First you must always eliminate the risk where you’re reasonably able to. Where you’re not reasonably able to, then you need to consider what you can do to minimise the risk. Here are some examples:

  • Clean any spills immediately and dry the floor and use signage.
  • Ensure work areas and walkways are well-lit.
  • Provide assistance so workers can see where they are going when carrying large items.
  • Avoid having cables crossing walkways, or make sure cables crossing walkways are covered.
  • Consider floor use when choosing floor coverings. Design floors to be anti-slip. Secure mats, rugs and carpets that do not lay flat.
  • Maintain flooring in good condition. Regularly check for loose, damaged and worn flooring and replace or repair.
  • Mark changes in floor levels and ensure these areas are well lit.
  • Remove obstacles from walkways and keep them clutter free.
  • Provide equipment so workers don’t have to stand on chairs or desks to reach heights, for example, stepladders or step stools.
  • Consider scheduling cleaning for times when there are fewer people around.
  • Implement a process where workers can raise concerns about maintenance issues or any other concerns they have about the office layout or materials.

You need to select the most effective control measures that are proportionate to the risk, and appropriate to your work situation.

Workers who spend their day sitting at a desk and working on a computer are prone to strains and other injuries related to posture and equipment.

How are workers and others harmed?

Office workers can spend a lot of their work day seated at a desk, using a computer or taking phone calls. As a result they are prone to strains and other injuries related to posture and repetitive movement.

Improper use of equipment can also contribute to people getting injured, for example, incorrect chair height, inadequate equipment spacing or incorrect desk or monitor height.

What can you do?

First you must always eliminate the risk where you’re reasonably able to. Where you’re not reasonably able to, then you need to consider what you can do to minimise the risk.

Here are some examples:

  • Provide adjustable furniture and equipment – one size does not fit all when it comes to chairs and work surfaces.
  • Educate workers about their head position; try to keep the weight of the head directly above the neck.
  • Encourage workers not to slouch when sitting at a desk.
  • Ensure workers move their chairs as close to their work as possible to avoid leaning and reaching. Make sure monitors are placed directly in front of workers, with the top no higher than eye level. Keyboards should be directly in front of the monitor so people don’t have to frequently turn their head and neck.
  • Make sure workers’ arms are supported. If arms are not supported, the muscles of people’s neck and shoulders are likely to be fatigued by the end of the day.
  • If possible, provide people with a hands free phone.
  • Ensure monitors are not too close to avoid eye strain close. It should be at least an arm’s length away.
  • Control screen glare by using filters or installing UV blinds on window. Avoid placing a monitor in front of a window or a bright background. Encourage workers to take breaks and move around where possible.

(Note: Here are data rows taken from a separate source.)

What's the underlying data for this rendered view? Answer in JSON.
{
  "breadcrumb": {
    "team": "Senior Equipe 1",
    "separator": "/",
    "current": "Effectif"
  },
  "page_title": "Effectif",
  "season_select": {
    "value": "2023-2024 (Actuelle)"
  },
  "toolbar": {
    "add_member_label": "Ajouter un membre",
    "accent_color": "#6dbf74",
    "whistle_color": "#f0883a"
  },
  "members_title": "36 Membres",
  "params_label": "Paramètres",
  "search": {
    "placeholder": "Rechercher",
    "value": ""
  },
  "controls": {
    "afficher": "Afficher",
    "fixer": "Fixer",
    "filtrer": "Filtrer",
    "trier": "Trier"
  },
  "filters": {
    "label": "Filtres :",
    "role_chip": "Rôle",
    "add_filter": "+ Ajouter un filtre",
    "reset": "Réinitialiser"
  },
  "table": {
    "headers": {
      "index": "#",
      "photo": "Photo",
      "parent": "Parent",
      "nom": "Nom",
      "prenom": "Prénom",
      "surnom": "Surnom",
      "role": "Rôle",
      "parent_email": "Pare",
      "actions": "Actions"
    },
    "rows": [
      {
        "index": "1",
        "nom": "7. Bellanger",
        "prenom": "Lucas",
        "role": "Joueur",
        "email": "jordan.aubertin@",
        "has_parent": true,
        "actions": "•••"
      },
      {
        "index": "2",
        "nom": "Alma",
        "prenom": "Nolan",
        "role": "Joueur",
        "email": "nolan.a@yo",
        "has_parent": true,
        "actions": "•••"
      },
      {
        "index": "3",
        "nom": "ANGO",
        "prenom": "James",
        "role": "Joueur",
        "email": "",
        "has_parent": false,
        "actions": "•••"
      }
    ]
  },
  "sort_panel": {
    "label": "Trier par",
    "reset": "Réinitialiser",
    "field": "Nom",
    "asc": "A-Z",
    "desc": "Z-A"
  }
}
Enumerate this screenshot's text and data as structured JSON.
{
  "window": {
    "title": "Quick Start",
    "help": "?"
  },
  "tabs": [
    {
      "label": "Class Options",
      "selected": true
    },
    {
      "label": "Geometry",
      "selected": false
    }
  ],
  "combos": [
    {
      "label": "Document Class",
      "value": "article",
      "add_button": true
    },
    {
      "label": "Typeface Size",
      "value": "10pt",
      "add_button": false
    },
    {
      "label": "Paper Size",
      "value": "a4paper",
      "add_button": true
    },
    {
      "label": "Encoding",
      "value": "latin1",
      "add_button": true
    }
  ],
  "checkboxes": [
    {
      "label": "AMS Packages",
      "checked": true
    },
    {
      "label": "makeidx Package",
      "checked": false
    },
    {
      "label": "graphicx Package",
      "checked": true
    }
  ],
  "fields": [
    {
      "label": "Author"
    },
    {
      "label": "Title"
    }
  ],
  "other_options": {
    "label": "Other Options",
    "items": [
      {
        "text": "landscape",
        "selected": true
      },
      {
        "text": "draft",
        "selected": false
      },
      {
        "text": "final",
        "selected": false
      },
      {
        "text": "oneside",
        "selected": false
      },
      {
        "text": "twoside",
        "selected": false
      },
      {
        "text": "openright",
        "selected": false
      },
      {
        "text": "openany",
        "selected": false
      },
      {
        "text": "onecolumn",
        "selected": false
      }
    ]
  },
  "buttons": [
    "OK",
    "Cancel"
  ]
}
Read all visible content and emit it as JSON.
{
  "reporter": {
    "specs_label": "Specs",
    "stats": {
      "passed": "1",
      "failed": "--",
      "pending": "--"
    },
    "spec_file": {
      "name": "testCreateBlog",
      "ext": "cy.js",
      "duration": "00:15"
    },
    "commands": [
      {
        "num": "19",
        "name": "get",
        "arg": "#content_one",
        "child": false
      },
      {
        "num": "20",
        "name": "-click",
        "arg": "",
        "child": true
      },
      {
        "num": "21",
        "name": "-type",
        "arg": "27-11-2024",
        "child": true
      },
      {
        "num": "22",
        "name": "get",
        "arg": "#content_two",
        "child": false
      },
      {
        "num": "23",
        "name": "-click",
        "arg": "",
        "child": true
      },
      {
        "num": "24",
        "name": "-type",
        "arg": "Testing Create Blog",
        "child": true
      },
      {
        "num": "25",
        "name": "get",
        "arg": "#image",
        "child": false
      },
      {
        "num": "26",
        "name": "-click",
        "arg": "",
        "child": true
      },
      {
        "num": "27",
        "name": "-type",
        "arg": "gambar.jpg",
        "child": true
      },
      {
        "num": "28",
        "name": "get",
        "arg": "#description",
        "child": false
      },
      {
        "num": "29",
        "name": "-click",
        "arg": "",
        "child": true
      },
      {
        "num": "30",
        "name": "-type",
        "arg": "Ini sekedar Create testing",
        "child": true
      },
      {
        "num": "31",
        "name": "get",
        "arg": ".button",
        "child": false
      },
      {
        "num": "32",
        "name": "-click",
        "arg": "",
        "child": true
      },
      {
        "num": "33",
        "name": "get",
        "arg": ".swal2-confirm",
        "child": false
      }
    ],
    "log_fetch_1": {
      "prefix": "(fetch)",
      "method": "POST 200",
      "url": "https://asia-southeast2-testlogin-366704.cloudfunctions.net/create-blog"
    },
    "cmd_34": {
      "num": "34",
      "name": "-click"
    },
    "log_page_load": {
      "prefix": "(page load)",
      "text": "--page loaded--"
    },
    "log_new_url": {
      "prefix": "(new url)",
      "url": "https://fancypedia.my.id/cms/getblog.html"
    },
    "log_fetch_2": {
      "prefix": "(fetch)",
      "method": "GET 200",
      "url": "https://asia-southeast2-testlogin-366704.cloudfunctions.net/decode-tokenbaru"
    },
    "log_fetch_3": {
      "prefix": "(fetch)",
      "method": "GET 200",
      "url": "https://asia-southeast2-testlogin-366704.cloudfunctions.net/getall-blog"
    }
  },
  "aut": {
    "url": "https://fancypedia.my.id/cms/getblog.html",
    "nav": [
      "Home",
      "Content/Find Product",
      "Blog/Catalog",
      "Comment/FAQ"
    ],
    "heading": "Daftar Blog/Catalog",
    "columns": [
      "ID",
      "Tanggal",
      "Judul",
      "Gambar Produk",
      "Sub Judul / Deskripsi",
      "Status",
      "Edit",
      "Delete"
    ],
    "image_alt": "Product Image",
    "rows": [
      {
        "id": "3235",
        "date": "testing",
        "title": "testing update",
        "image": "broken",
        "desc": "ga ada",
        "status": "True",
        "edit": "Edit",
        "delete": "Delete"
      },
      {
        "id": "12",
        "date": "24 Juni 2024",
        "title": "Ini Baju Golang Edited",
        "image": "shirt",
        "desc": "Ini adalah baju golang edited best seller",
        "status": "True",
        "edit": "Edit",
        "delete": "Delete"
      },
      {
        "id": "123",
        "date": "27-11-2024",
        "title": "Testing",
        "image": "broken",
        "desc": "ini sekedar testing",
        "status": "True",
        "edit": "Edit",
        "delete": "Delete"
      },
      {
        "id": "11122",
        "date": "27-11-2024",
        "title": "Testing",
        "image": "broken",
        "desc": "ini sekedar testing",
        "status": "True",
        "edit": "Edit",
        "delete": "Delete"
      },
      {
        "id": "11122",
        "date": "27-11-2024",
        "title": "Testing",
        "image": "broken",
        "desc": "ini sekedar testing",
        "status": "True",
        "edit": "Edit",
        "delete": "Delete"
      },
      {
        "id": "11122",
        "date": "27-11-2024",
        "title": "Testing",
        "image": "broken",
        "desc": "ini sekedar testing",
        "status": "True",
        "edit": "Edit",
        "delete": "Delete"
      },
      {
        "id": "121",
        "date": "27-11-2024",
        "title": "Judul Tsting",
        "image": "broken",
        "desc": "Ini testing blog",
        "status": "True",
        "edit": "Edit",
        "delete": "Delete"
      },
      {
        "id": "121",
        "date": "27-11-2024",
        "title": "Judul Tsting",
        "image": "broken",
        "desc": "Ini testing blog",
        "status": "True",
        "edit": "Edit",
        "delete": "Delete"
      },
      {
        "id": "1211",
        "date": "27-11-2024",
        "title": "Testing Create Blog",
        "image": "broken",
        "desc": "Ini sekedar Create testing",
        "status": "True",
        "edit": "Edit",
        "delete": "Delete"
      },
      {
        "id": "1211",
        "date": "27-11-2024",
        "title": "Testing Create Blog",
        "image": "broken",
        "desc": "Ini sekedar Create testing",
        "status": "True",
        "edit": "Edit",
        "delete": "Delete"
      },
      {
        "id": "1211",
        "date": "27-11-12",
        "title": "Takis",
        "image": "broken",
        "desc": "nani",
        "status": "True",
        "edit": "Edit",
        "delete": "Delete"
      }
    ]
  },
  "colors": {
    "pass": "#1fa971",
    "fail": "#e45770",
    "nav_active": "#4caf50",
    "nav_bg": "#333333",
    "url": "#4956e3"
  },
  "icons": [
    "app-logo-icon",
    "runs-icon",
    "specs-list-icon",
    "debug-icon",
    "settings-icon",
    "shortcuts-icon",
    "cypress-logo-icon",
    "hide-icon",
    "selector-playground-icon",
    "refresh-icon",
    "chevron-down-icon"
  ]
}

You need to select the most effective control measures that are proportionate to the risk, and appropriate to your work situation.